Hopefully you’ve read Eryn Loeb’s Millions review of Goodbye to All That, a collection of essays by noted writers on the weird sorrow of leaving New York City. Contributors include Dani Shapiro, whom we interviewed back in October, Emma Straub, who wrote an essay for The Millions back in July, and Millions staff writer Emily St. John Mandel. At the LARB, Mason Currey says he dreaded reading the book out of fear that it would raise old anxieties, but then says that his hesitations “quickly evaporated” when he started reading.
The Outlaw Sea author William Langewiesche has a new ebook out in the “Single” format, Finding the Devil: Darkness, Light, and the Untold Story of the Chilean Mine Disaster, about the 2010 disaster that left 33 miners trapped for nearly two months.
“Every sense cleared about three hundred percent and stood up on its hind legs waving its feelers.” Eighty years ago, James Agee got an assignment that entered him into history, though not during his lifetime.
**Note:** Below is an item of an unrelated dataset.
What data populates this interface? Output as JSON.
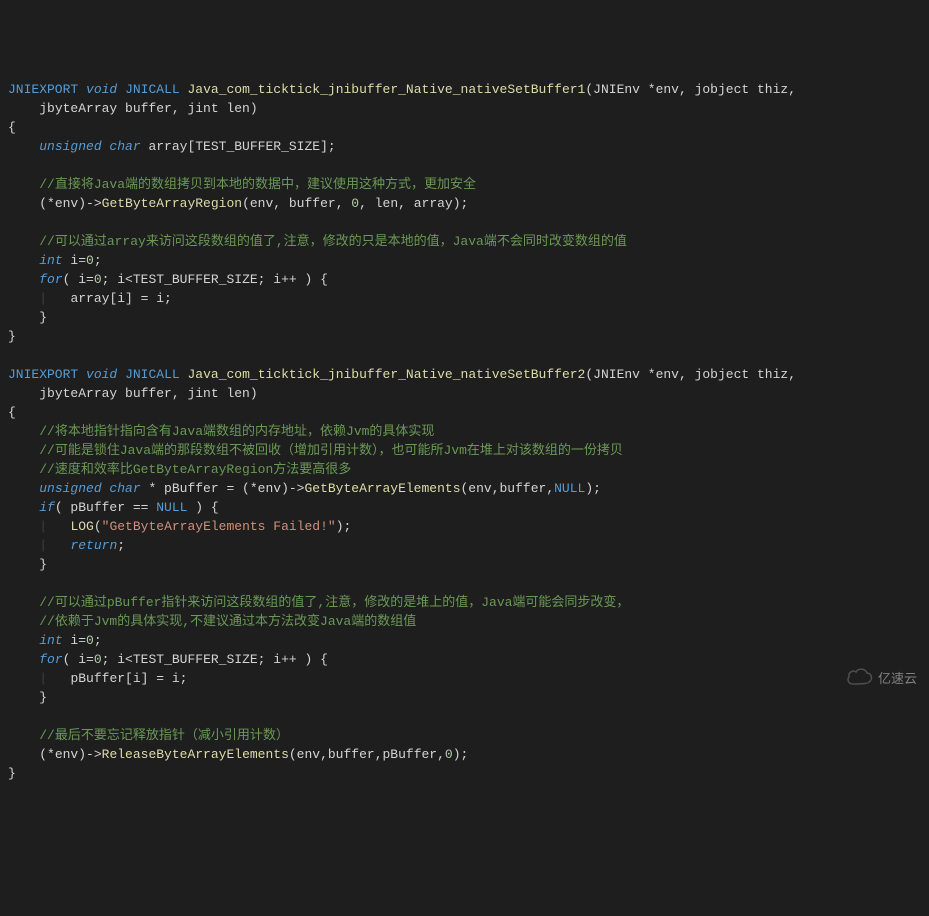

Let us now celebrate Let Us Now Praise Famous Men. See also: our essay on famous artist-writer collaborations, like Agee’s with Walker Evans.
In true Seinfeldian fashion, Arthur Martine, the Victorian writer behind Martine’s Handbook of Etiquette, drew up a detailed taxonomy of the various species of bore. These include the Loud Talker, who “silences a whole party by his sole power of lungs;” the Malaprop, who masters the art of inappropriate conversation; and the Life-Sharer, who may be familiar to the Facebook addicts of today.
If you know what the phrase “hypertext story” means, you’re likely at least passingly familiar with new media literature, which first appeared all the way back in the days of floppy disks. At Ploughshares, a brief introduction to the genre, with a nod to hypertext ur-teacher and novelist Robert Coover. You could also read Guy Patrick Cunningham on writing in the digital age.